- **Task**:
Keep only the lines of the data below that contain "flying", and copy them.

- **Collected data entries**:
+++
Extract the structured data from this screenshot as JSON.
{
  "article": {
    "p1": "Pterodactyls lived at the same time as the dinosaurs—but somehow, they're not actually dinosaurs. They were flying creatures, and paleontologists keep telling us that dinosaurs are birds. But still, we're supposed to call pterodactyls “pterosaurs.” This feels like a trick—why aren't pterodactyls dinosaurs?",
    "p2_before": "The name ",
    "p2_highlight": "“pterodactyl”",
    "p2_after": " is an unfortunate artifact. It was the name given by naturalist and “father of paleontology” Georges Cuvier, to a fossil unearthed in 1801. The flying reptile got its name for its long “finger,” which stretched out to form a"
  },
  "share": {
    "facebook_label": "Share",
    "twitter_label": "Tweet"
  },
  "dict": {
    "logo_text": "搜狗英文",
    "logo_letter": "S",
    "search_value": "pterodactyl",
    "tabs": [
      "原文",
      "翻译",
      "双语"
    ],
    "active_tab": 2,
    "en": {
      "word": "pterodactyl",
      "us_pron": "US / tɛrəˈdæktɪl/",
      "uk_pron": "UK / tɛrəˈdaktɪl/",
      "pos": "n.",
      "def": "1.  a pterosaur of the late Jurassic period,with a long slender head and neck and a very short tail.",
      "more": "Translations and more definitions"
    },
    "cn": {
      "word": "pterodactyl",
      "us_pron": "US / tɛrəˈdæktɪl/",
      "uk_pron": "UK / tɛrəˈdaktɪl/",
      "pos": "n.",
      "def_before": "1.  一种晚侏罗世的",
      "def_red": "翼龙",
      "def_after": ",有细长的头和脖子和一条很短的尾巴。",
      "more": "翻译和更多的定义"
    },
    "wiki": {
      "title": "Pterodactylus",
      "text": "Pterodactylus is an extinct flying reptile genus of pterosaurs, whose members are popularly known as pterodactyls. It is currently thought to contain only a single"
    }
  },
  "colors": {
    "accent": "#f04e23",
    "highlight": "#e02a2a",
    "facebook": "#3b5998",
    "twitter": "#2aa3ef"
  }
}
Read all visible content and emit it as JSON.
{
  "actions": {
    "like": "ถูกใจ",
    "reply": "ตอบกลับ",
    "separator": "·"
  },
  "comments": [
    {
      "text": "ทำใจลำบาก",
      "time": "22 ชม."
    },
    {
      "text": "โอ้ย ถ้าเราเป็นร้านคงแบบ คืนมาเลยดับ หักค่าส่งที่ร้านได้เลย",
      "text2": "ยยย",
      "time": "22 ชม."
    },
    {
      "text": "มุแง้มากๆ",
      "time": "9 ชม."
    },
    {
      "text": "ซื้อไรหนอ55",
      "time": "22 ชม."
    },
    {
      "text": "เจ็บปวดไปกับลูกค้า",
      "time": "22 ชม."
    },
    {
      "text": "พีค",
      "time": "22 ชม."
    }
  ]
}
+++
- **Solution to this exercise**:
    "p1": "Pterodactyls lived at the same time as the dinosaurs—but somehow, they're not actually dinosaurs. They were flying creatures, and paleontologists keep telling us that dinosaurs are birds. But still, we're supposed to call pterodactyls “pterosaurs.” This feels like a trick—why aren't pterodactyls dinosaurs?",
    "p2_after": " is an unfortunate artifact. It was the name given by naturalist and “father of paleontology” Georges Cuvier, to a fossil unearthed in 1801. The flying reptile got its name for its long “finger,” which stretched out to form a"
      "text": "Pterodactylus is an extinct flying reptile genus of pterosaurs, whose members are popularly known as pterodactyls. It is currently thought to contain only a single"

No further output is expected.